The defendants claim there was no evidence to justify a finding that their negligence was a proximate cause of the fire that caused the destruction of the building. The facts that were stipulated to by the parties show that Mrs. Nye had placed some cardboard boxes on a defective electric range which was known to be defective; that she had possession of the keys to the house; that plaintiffs were out of the state; that Mrs. Nye took some articles from the cardboard box and stepped outside into the garden. Shortly thereafter she saw smoke and fire coming from the kitchen. We think there can be no question raised about the cause of the fire: it was the negligence of Mrs. Nye in putting the cardboard box on a defective range. Nobody else was in or about the house. The claim made here has no basis and is rejected.

Since we are holding that the judgment was in error, it was not necessary to address the issue of attorney's fees that were awarded to defendants.

The judgment is reversed with instructions to enter judgment for plaintiffs in the amount stipulated to by the parties. Costs are awarded to appellants.

CROCKETT and HALL, JJ., concur.

WILKINS, Justice (dissenting):

The majority of the Court observes that public policy frowns upon allowing a party to indemnify himself against his own negligence. That is an old and honored rule of law, and is based upon sound reasoning.[1] But this Court has applied that rule today with, I believe, too much rigor.

The distinction between this case and those cited in the majority opinion is that, here, the parties agreed to provide insurance, and to prorate the costs of that insurance between them. The very purpose of obtaining insurance against loss by fire is to indemnify oneself against one's own negligence, for, as we have observed elsewhere,[2] fire loss is nearly always caused by someone's negligence. Negligent losses are, therefore, exactly the kind of losses foreseeable and contemplated under the "risk of Loss" language of this agreement, when that agreement also provides for insurance coverage.
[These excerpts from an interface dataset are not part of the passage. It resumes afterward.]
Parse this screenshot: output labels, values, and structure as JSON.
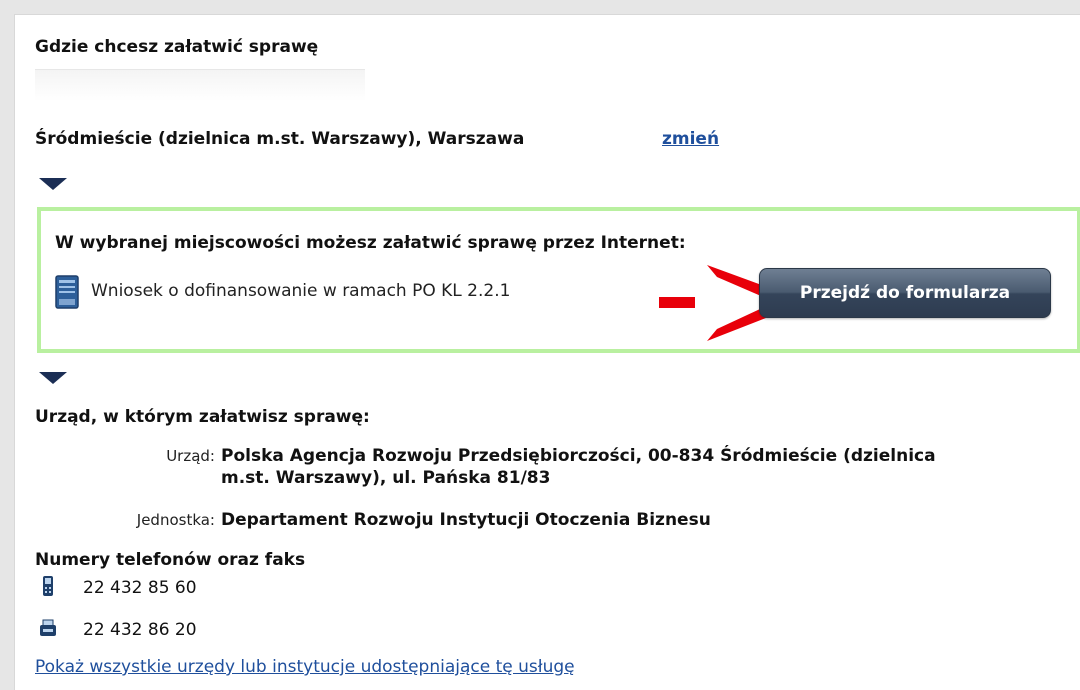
{
  "section": {
    "where_title": "Gdzie chcesz załatwić sprawę",
    "location": "Śródmieście (dzielnica m.st. Warszawy), Warszawa",
    "change_link": "zmień"
  },
  "online": {
    "title": "W wybranej miejscowości możesz załatwić sprawę przez Internet:",
    "form_label": "Wniosek o dofinansowanie w ramach PO KL 2.2.1",
    "button_label": "Przejdź do formularza",
    "form_icon": "form-document-icon",
    "highlight_color": "#b9f0a0",
    "arrow_color": "#e8000a"
  },
  "office": {
    "title": "Urząd, w którym załatwisz sprawę:",
    "office_key": "Urząd:",
    "office_value": "Polska Agencja Rozwoju Przedsiębiorczości, 00-834 Śródmieście (dzielnica m.st. Warszawy), ul. Pańska 81/83",
    "unit_key": "Jednostka:",
    "unit_value": "Departament Rozwoju Instytucji Otoczenia Biznesu"
  },
  "phones": {
    "title": "Numery telefonów oraz faks",
    "phone": "22 432 85 60",
    "fax": "22 432 86 20",
    "phone_icon": "phone-icon",
    "fax_icon": "fax-icon"
  },
  "links": {
    "all_offices": "Pokaż wszystkie urzędy lub instytucje udostępniające tę usługę"
  },
  "colors": {
    "link": "#1f4f9c",
    "button": "#3f4f63",
    "triangle": "#1b2e55"
  }
}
The parties obviously intended that the property should be insured at all times for the protection of both parties. The District Court Judge stated that the defendants had an insurable interest in the property from the time they signed the Earnest Money Agreement, and that it was clearly the common interest and intent of plaintiffs and defendants that the property should be protected. We should uphold the District Court and rule that when an agreement designates one party to bear the risk of loss, and also to provide insurance coverage against loss by fire for the benefit of both parties, the second is not liable for loss occurring, even though it may be caused by his own negligence.[3]

*828 MAUGHAN, J., concurs in the views expressed in the dissenting opinion of WILKINS, J.


[1] 25 C.J.S. Damages ยง 99 and the many cases therein cited; also see Suniland Corp. v. Radcliffe, et al., Utah, 576 P.2d 847 (1978); Bonneville v. Sloane, Utah, 572 P.2d 402 (1977).

[2] 17 Utah 2d 255, 408 P.2d 910 (1965).

[3] Id. at 259, 408 P.2d at 913.

[4] 18 Utah 2d 263, 420 P.2d 848 (1966).

[5] Id. at 266, 420 P.2d at 849.

[6] 16 Utah 2d 204, 398 P.2d 207 (1965).

[7] Id. at 206, 398 P.2d at 208.

[8] Utah, 568 P.2d 724 (1977).

[9] Id. at 725.

[1] Though the reasons therefore were more cogent prior to the widespread use of insurance so prevalent today.

[2] Board of Education of the Jordan School District v. Hales, Utah, 566 P.2d 1246 (1977).

[3] Compare Bonneville on the Hill v. Sloane, Utah, 572 P.2d 402 (1977), where this Court held that the tenant was not liable for her own negligence because it was reasonably contemplated that the landlord would provide the insurance against loss by fire.